Exercise objective.
What follows is a listing; restate all of it word for word.

Data for the task.
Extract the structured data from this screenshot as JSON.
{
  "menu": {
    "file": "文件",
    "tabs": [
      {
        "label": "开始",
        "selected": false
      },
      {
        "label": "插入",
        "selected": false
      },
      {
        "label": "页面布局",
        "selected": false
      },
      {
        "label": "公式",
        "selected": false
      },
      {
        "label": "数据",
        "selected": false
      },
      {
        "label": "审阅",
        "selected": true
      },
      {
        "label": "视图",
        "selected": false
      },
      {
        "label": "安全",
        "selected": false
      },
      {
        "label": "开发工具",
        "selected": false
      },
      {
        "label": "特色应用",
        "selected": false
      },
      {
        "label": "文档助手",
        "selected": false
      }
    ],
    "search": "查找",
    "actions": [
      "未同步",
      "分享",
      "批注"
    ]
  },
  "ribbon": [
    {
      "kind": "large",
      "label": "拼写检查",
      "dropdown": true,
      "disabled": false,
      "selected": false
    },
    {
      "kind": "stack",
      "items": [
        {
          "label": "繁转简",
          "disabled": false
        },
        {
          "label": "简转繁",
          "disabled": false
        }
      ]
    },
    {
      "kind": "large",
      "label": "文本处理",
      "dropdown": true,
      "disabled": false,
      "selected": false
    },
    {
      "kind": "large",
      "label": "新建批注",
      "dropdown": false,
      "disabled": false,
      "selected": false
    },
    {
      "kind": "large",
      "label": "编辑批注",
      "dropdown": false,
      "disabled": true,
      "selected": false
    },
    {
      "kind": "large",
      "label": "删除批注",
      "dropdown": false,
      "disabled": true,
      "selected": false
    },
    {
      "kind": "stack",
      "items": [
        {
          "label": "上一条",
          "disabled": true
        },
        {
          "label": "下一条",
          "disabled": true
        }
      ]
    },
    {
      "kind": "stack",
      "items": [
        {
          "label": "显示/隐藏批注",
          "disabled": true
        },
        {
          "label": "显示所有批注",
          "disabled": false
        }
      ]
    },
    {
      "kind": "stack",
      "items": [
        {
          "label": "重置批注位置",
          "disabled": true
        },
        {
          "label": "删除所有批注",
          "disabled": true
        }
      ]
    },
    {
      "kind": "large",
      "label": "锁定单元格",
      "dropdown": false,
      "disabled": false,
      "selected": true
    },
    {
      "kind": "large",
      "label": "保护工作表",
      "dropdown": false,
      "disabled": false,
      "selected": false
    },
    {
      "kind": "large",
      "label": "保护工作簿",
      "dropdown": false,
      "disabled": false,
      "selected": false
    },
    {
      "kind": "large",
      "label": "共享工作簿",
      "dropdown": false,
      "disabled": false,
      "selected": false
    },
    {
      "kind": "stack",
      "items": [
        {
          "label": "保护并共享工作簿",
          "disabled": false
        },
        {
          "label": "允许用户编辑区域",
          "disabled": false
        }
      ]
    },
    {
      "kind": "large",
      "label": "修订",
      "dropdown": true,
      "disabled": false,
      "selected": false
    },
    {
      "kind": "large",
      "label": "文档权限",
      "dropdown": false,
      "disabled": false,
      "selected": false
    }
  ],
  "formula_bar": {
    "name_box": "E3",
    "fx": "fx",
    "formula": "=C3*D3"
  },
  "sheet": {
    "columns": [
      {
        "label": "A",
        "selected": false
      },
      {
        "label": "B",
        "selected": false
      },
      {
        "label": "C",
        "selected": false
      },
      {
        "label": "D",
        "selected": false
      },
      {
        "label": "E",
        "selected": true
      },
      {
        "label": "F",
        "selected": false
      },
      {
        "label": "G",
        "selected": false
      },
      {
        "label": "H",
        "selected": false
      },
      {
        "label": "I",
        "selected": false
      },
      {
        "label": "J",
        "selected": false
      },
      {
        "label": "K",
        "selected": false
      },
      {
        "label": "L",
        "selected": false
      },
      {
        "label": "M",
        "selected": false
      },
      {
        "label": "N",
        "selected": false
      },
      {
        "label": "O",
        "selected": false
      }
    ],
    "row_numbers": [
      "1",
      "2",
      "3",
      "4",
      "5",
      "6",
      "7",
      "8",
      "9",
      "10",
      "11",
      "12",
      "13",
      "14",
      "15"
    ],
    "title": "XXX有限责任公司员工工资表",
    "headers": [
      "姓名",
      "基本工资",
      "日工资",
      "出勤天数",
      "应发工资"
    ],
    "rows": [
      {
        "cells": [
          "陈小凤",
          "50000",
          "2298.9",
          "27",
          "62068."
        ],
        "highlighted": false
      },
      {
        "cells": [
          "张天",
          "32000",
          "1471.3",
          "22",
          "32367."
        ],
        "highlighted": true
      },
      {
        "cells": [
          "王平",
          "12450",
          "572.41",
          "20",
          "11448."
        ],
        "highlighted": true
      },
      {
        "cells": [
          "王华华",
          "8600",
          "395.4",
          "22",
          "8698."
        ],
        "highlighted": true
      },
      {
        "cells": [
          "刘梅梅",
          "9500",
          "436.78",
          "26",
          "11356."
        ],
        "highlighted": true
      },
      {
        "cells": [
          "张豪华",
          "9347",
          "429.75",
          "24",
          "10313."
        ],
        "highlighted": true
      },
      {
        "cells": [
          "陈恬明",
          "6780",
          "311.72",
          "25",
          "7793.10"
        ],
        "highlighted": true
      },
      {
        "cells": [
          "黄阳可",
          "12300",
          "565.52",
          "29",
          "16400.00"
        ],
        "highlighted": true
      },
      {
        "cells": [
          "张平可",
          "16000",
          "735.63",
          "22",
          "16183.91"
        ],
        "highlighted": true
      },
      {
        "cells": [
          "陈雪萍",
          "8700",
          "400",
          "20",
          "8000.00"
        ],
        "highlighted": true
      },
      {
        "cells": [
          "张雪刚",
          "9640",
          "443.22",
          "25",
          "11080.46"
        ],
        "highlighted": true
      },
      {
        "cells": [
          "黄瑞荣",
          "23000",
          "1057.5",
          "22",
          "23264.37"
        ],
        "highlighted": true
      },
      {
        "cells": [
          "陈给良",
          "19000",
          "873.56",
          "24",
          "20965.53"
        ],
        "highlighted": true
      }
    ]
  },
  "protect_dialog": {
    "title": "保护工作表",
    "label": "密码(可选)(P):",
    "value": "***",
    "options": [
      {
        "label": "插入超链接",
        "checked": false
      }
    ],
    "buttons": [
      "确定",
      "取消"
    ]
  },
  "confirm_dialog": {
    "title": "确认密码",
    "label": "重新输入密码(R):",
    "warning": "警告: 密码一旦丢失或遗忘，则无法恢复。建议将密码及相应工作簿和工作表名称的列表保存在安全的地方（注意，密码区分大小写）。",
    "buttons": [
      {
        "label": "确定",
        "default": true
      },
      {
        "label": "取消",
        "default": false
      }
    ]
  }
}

Answer to this task.
Extract the structured data from this screenshot as JSON.
{
  "menu": {
    "file": "文件",
    "tabs": [
      {
        "label": "开始",
        "selected": false
      },
      {
        "label": "插入",
        "selected": false
      },
      {
        "label": "页面布局",
        "selected": false
      },
      {
        "label": "公式",
        "selected": false
      },
      {
        "label": "数据",
        "selected": false
      },
      {
        "label": "审阅",
        "selected": true
      },
      {
        "label": "视图",
        "selected": false
      },
      {
        "label": "安全",
        "selected": false
      },
      {
        "label": "开发工具",
        "selected": false
      },
      {
        "label": "特色应用",
        "selected": false
      },
      {
        "label": "文档助手",
        "selected": false
      }
    ],
    "search": "查找",
    "actions": [
      "未同步",
      "分享",
      "批注"
    ]
  },
  "ribbon": [
    {
      "kind": "large",
      "label": "拼写检查",
      "dropdown": true,
      "disabled": false,
      "selected": false
    },
    {
      "kind": "stack",
      "items": [
        {
          "label": "繁转简",
          "disabled": false
        },
        {
          "label": "简转繁",
          "disabled": false
        }
      ]
    },
    {
      "kind": "large",
      "label": "文本处理",
      "dropdown": true,
      "disabled": false,
      "selected": false
    },
    {
      "kind": "large",
      "label": "新建批注",
      "dropdown": false,
      "disabled": false,
      "selected": false
    },
    {
      "kind": "large",
      "label": "编辑批注",
      "dropdown": false,
      "disabled": true,
      "selected": false
    },
    {
      "kind": "large",
      "label": "删除批注",
      "dropdown": false,
      "disabled": true,
      "selected": false
    },
    {
      "kind": "stack",
      "items": [
        {
          "label": "上一条",
          "disabled": true
        },
        {
          "label": "下一条",
          "disabled": true
        }
      ]
    },
    {
      "kind": "stack",
      "items": [
        {
          "label": "显示/隐藏批注",
          "disabled": true
        },
        {
          "label": "显示所有批注",
          "disabled": false
        }
      ]
    },
    {
      "kind": "stack",
      "items": [
        {
          "label": "重置批注位置",
          "disabled": true
        },
        {
          "label": "删除所有批注",
          "disabled": true
        }
      ]
    },
    {
      "kind": "large",
      "label": "锁定单元格",
      "dropdown": false,
      "disabled": false,
      "selected": true
    },
    {
      "kind": "large",
      "label": "保护工作表",
      "dropdown": false,
      "disabled": false,
      "selected": false
    },
    {
      "kind": "large",
      "label": "保护工作簿",
      "dropdown": false,
      "disabled": false,
      "selected": false
    },
    {
      "kind": "large",
      "label": "共享工作簿",
      "dropdown": false,
      "disabled": false,
      "selected": false
    },
    {
      "kind": "stack",
      "items": [
        {
          "label": "保护并共享工作簿",
          "disabled": false
        },
        {
          "label": "允许用户编辑区域",
          "disabled": false
        }
      ]
    },
    {
      "kind": "large",
      "label": "修订",
      "dropdown": true,
      "disabled": false,
      "selected": false
    },
    {
      "kind": "large",
      "label": "文档权限",
      "dropdown": false,
      "disabled": false,
      "selected": false
    }
  ],
  "formula_bar": {
    "name_box": "E3",
    "fx": "fx",
    "formula": "=C3*D3"
  },
  "sheet": {
    "columns": [
      {
        "label": "A",
        "selected": false
      },
      {
        "label": "B",
        "selected": false
      },
      {
        "label": "C",
        "selected": false
      },
      {
        "label": "D",
        "selected": false
      },
      {
        "label": "E",
        "selected": true
      },
      {
        "label": "F",
        "selected": false
      },
      {
        "label": "G",
        "selected": false
      },
      {
        "label": "H",
        "selected": false
      },
      {
        "label": "I",
        "selected": false
      },
      {
        "label": "J",
        "selected": false
      },
      {
        "label": "K",
        "selected": false
      },
      {
        "label": "L",
        "selected": false
      },
      {
        "label": "M",
        "selected": false
      },
      {
        "label": "N",
        "selected": false
      },
      {
        "label": "O",
        "selected": false
      }
    ],
    "row_numbers": [
      "1",
      "2",
      "3",
      "4",
      "5",
      "6",
      "7",
      "8",
      "9",
      "10",
      "11",
      "12",
      "13",
      "14",
      "15"
    ],
    "title": "XXX有限责任公司员工工资表",
    "headers": [
      "姓名",
      "基本工资",
      "日工资",
      "出勤天数",
      "应发工资"
    ],
    "rows": [
      {
        "cells": [
          "陈小凤",
          "50000",
          "2298.9",
          "27",
          "62068."
        ],
        "highlighted": false
      },
      {
        "cells": [
          "张天",
          "32000",
          "1471.3",
          "22",
          "32367."
        ],
        "highlighted": true
      },
      {
        "cells": [
          "王平",
          "12450",
          "572.41",
          "20",
          "11448."
        ],
        "highlighted": true
      },
      {
        "cells": [
          "王华华",
          "8600",
          "395.4",
          "22",
          "8698."
        ],
        "highlighted": true
      },
      {
        "cells": [
          "刘梅梅",
          "9500",
          "436.78",
          "26",
          "11356."
        ],
        "highlighted": true
      },
      {
        "cells": [
          "张豪华",
          "9347",
          "429.75",
          "24",
          "10313."
        ],
        "highlighted": true
      },
      {
        "cells": [
          "陈恬明",
          "6780",
          "311.72",
          "25",
          "7793.10"
        ],
        "highlighted": true
      },
      {
        "cells": [
          "黄阳可",
          "12300",
          "565.52",
          "29",
          "16400.00"
        ],
        "highlighted": true
      },
      {
        "cells": [
          "张平可",
          "16000",
          "735.63",
          "22",
          "16183.91"
        ],
        "highlighted": true
      },
      {
        "cells": [
          "陈雪萍",
          "8700",
          "400",
          "20",
          "8000.00"
        ],
        "highlighted": true
      },
      {
        "cells": [
          "张雪刚",
          "9640",
          "443.22",
          "25",
          "11080.46"
        ],
        "highlighted": true
      },
      {
        "cells": [
          "黄瑞荣",
          "23000",
          "1057.5",
          "22",
          "23264.37"
        ],
        "highlighted": true
      },
      {
        "cells": [
          "陈给良",
          "19000",
          "873.56",
          "24",
          "20965.53"
        ],
        "highlighted": true
      }
    ]
  },
  "protect_dialog": {
    "title": "保护工作表",
    "label": "密码(可选)(P):",
    "value": "***",
    "options": [
      {
        "label": "插入超链接",
        "checked": false
      }
    ],
    "buttons": [
      "确定",
      "取消"
    ]
  },
  "confirm_dialog": {
    "title": "确认密码",
    "label": "重新输入密码(R):",
    "warning": "警告: 密码一旦丢失或遗忘，则无法恢复。建议将密码及相应工作簿和工作表名称的列表保存在安全的地方（注意，密码区分大小写）。",
    "buttons": [
      {
        "label": "确定",
        "default": true
      },
      {
        "label": "取消",
        "default": false
      }
    ]
  }
}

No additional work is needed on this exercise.